» EXERCISE DIRECTIONS:
A complete answer lists every line of the material where the string "Tools" occurs.

━━━━

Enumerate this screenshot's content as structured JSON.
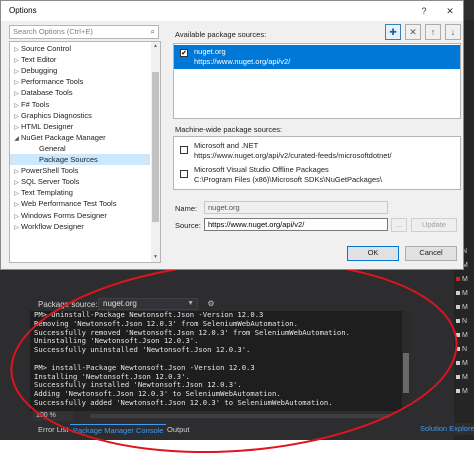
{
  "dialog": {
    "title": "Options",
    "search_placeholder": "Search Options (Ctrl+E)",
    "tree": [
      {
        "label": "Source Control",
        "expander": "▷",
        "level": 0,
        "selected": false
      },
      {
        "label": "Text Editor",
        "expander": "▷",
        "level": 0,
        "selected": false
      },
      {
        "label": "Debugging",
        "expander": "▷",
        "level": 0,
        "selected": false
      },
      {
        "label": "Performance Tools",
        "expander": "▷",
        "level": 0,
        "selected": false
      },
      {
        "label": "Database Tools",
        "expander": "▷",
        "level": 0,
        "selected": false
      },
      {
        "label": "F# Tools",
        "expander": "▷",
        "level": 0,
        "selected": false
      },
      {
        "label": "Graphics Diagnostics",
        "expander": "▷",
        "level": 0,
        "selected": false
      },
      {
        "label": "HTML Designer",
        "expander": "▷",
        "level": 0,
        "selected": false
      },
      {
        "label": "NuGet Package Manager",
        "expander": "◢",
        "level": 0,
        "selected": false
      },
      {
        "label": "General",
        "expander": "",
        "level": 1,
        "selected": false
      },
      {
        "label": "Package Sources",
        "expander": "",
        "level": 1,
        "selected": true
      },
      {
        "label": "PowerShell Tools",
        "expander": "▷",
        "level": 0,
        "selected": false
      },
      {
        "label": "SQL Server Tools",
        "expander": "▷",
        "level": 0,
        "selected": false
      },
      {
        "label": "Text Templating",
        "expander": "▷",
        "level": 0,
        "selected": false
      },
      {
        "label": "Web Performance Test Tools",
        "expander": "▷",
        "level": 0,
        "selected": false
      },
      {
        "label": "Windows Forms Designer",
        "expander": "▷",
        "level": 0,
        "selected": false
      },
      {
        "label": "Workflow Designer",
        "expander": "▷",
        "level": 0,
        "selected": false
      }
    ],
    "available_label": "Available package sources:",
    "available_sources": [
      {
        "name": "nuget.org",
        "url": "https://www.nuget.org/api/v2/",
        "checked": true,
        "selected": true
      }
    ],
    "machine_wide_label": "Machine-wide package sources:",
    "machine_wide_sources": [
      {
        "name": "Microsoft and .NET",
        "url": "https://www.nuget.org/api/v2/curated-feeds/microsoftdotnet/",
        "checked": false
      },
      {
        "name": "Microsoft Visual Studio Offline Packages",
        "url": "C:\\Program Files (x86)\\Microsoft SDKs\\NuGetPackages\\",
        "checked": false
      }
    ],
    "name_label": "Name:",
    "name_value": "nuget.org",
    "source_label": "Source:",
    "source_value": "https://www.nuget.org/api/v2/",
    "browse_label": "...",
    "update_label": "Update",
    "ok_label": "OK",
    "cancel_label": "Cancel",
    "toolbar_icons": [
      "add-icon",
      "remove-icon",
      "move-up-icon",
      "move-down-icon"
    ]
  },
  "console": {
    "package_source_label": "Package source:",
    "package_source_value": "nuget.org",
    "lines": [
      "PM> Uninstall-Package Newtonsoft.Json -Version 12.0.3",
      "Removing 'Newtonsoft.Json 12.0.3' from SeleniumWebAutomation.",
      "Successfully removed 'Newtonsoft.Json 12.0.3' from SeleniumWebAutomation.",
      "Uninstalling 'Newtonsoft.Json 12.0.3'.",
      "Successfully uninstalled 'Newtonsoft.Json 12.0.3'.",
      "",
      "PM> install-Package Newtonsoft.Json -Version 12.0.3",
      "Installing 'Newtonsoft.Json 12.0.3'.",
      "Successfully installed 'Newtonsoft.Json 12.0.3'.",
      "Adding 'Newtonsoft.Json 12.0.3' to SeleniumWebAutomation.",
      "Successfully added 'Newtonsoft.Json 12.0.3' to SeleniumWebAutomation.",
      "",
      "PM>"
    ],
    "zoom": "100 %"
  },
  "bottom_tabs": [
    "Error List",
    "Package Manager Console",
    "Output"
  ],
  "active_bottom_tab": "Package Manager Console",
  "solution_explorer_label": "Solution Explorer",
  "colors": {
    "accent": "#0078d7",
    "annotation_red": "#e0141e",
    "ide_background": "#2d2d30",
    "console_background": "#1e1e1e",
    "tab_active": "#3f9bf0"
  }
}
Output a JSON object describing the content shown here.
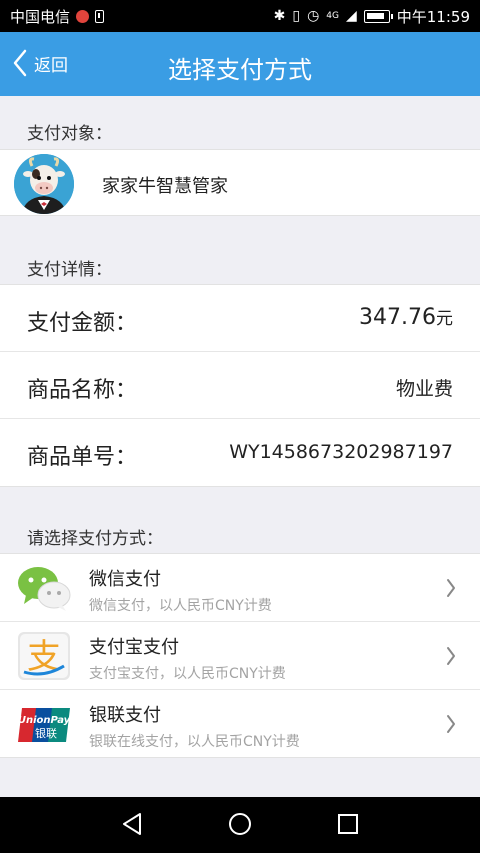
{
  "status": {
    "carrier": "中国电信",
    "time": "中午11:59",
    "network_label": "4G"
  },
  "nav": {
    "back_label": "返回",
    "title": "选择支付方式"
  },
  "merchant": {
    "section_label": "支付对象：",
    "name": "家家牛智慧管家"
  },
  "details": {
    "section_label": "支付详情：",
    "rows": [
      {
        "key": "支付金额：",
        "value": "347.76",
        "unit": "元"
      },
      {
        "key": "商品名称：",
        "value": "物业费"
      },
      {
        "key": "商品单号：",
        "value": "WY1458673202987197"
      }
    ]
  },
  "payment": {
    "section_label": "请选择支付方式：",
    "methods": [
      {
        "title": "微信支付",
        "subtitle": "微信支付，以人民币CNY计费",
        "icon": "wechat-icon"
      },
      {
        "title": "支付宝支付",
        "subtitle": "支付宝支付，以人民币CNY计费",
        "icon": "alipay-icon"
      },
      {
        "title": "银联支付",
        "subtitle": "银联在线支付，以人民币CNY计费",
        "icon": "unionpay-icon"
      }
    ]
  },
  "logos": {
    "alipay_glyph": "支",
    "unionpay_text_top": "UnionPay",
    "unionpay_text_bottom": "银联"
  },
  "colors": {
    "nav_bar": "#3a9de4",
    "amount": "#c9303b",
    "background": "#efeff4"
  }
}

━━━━

» ANSWER SECTION:
        "label": "Performance Tools",
        "label": "Database Tools",
        "label": "F# Tools",
        "label": "PowerShell Tools",
        "label": "SQL Server Tools",
        "label": "Web Performance Test Tools",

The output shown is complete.